Top of EXERCISE MATERIAL

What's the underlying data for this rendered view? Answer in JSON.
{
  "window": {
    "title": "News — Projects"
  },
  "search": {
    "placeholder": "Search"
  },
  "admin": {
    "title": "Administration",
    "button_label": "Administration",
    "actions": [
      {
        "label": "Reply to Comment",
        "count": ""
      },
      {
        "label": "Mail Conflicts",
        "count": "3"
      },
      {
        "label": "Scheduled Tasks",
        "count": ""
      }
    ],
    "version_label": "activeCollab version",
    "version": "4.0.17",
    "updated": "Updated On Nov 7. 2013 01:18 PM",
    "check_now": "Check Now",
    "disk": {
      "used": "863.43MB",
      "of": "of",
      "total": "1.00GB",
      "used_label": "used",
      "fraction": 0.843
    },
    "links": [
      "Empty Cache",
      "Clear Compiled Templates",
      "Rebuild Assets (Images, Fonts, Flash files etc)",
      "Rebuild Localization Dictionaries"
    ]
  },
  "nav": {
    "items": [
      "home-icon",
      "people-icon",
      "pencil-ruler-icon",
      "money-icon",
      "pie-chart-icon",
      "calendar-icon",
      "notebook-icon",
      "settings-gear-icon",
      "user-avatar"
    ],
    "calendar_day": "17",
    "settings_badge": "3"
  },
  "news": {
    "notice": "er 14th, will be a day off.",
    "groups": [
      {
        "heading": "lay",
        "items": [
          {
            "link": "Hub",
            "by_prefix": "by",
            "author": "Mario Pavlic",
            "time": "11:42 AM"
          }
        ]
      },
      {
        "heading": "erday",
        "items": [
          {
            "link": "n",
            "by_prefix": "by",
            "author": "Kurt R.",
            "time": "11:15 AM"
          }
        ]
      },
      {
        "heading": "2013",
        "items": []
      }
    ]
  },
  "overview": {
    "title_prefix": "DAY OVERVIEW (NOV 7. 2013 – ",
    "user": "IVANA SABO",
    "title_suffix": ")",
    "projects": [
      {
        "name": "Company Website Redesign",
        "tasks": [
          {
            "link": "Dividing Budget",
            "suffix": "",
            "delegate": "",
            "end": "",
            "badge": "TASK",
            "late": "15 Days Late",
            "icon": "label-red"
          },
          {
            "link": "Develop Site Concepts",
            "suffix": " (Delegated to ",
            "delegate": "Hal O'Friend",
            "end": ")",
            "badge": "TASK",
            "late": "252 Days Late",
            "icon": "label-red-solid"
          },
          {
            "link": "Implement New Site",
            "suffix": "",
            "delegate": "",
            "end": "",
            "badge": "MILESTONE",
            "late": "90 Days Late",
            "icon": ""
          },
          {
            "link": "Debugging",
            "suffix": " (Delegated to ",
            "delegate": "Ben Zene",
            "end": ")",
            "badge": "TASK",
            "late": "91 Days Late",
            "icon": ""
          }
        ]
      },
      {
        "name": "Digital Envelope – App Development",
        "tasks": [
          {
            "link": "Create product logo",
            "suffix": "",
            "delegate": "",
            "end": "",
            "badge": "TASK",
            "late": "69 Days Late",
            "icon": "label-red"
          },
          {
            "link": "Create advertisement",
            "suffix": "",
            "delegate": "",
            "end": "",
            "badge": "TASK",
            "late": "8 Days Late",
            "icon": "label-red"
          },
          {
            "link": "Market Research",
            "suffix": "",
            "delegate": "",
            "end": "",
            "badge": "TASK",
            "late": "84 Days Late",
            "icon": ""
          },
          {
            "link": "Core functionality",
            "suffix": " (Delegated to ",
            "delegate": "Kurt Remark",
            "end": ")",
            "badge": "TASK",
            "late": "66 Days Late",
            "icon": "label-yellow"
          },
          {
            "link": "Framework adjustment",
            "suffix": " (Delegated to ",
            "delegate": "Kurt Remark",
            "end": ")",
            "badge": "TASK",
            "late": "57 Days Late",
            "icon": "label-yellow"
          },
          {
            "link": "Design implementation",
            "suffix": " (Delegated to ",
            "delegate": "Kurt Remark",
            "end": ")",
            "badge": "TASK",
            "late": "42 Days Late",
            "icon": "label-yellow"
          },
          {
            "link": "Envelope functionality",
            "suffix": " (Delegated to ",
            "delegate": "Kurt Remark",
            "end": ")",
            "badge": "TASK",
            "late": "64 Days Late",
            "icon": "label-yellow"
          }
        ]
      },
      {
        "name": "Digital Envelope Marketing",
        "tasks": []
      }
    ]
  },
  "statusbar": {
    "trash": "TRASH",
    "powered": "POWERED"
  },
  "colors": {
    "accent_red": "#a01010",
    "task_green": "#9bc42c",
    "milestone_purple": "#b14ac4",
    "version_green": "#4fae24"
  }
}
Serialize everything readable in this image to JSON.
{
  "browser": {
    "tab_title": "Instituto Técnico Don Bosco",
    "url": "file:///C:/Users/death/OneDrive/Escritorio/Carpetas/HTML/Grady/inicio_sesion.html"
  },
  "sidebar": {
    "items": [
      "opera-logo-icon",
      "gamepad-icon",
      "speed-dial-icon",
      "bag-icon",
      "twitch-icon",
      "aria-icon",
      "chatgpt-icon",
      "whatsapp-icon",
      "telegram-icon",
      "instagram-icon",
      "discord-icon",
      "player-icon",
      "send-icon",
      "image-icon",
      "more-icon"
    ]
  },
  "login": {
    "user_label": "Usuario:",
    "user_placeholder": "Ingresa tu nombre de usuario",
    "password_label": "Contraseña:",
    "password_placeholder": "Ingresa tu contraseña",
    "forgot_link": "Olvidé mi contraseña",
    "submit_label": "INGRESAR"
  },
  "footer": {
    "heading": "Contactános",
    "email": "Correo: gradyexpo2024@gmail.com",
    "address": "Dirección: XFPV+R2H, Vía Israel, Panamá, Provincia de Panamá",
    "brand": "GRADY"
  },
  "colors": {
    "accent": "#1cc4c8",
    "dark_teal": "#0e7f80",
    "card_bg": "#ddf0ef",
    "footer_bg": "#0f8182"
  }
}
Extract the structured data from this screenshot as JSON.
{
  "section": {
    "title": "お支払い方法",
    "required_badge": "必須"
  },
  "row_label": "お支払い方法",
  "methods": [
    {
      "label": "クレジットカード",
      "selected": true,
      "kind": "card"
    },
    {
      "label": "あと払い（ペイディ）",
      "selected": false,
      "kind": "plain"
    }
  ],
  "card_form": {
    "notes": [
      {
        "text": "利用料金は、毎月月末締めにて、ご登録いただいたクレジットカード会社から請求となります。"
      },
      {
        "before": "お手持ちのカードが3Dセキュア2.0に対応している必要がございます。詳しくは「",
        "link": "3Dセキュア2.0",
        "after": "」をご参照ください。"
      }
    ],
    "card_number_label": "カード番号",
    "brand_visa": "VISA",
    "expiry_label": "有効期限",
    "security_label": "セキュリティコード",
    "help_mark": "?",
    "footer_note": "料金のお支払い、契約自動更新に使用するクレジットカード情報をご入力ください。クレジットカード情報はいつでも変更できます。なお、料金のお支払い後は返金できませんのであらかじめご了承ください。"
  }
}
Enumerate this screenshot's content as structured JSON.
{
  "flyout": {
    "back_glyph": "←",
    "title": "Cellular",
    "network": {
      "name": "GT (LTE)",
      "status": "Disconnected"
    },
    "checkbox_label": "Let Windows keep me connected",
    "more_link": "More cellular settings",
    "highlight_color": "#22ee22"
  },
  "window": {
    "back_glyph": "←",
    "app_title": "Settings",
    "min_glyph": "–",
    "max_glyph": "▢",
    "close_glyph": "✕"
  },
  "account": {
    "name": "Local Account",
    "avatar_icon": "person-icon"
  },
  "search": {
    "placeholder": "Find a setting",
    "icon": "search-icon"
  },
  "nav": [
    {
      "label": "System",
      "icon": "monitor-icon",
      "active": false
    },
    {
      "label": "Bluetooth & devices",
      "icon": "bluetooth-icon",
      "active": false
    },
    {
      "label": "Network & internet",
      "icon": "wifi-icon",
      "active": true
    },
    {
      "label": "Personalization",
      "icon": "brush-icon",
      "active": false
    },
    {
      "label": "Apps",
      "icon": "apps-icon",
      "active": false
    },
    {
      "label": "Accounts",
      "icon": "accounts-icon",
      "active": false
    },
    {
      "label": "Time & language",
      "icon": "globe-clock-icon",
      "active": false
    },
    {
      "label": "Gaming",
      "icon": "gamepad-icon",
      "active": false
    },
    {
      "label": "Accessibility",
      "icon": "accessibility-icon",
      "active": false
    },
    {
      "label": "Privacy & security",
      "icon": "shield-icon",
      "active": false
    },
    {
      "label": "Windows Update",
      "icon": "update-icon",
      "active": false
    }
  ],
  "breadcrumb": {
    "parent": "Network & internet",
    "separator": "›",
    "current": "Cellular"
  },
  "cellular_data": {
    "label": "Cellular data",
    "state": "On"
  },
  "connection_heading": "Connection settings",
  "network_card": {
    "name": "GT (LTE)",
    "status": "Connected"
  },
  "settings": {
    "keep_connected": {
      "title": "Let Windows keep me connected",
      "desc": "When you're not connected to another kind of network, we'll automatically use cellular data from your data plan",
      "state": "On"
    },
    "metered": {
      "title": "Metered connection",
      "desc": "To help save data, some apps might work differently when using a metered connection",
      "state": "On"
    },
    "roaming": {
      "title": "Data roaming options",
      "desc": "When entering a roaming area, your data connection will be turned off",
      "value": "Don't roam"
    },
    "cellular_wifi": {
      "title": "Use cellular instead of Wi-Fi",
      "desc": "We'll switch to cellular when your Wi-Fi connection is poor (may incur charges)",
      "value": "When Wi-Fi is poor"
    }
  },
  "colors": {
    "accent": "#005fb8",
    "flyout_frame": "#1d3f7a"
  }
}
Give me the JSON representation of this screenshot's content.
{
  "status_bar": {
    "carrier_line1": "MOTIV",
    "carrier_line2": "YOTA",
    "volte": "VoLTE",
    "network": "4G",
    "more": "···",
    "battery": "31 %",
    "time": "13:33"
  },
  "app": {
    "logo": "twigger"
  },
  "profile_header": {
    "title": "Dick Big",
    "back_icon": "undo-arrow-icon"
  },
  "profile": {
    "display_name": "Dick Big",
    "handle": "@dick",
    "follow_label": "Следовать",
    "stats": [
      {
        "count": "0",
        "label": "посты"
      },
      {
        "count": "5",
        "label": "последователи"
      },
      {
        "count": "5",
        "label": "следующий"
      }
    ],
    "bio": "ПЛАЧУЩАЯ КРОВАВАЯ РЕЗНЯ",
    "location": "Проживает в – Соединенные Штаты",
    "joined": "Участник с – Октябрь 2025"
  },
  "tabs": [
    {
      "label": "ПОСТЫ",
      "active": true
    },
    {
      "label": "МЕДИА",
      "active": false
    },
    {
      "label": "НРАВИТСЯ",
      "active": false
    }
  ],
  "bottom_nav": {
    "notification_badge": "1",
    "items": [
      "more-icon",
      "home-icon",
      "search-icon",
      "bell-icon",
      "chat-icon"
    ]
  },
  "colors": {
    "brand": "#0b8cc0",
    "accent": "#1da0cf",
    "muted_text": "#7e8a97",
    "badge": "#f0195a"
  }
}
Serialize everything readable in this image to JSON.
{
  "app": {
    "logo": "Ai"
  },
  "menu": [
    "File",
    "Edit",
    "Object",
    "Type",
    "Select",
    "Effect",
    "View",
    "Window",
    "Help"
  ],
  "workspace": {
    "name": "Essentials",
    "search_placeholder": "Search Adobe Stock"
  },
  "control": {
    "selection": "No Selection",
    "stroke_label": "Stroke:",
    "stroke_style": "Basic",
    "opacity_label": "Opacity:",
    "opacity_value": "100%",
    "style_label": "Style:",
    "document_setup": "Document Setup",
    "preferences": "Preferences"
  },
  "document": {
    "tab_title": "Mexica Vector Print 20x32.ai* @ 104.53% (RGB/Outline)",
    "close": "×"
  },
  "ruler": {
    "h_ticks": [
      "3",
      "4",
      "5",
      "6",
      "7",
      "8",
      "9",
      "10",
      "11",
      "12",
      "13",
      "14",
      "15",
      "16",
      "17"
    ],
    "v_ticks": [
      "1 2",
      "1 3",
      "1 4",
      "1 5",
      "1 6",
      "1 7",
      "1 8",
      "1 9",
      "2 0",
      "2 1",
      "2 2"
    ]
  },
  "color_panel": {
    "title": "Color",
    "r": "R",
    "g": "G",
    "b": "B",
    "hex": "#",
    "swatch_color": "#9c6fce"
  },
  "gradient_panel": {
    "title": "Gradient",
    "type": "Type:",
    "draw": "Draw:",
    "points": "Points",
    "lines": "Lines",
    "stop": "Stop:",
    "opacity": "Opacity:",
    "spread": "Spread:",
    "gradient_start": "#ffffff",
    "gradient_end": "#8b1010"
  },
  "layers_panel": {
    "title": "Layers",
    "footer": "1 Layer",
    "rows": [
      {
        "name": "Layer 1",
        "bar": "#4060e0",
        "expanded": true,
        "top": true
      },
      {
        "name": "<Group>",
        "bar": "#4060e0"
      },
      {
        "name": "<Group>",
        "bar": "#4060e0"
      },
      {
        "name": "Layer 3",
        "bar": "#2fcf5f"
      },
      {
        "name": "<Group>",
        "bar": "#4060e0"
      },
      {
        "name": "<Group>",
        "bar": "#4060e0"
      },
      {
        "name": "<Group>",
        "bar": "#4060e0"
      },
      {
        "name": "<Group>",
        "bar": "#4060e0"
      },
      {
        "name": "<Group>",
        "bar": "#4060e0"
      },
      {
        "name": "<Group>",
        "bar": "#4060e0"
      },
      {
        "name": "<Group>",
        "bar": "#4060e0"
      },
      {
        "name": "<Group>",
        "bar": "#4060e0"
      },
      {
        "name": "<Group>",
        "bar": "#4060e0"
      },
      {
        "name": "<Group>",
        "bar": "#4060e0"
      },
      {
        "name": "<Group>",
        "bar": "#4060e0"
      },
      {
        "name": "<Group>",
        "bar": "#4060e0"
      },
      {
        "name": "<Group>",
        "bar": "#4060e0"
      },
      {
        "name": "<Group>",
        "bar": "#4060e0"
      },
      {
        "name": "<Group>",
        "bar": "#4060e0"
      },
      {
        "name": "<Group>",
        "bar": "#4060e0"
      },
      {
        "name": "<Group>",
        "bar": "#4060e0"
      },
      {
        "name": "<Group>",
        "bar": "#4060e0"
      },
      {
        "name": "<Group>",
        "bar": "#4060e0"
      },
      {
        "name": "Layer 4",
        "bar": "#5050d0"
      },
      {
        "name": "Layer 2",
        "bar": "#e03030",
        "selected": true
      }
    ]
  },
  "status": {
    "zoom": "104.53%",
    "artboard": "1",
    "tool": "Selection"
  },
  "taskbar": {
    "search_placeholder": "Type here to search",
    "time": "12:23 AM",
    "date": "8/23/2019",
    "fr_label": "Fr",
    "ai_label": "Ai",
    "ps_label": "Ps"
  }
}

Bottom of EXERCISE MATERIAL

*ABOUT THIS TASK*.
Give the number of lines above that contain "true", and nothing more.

*WRITTEN SOLUTION*.
6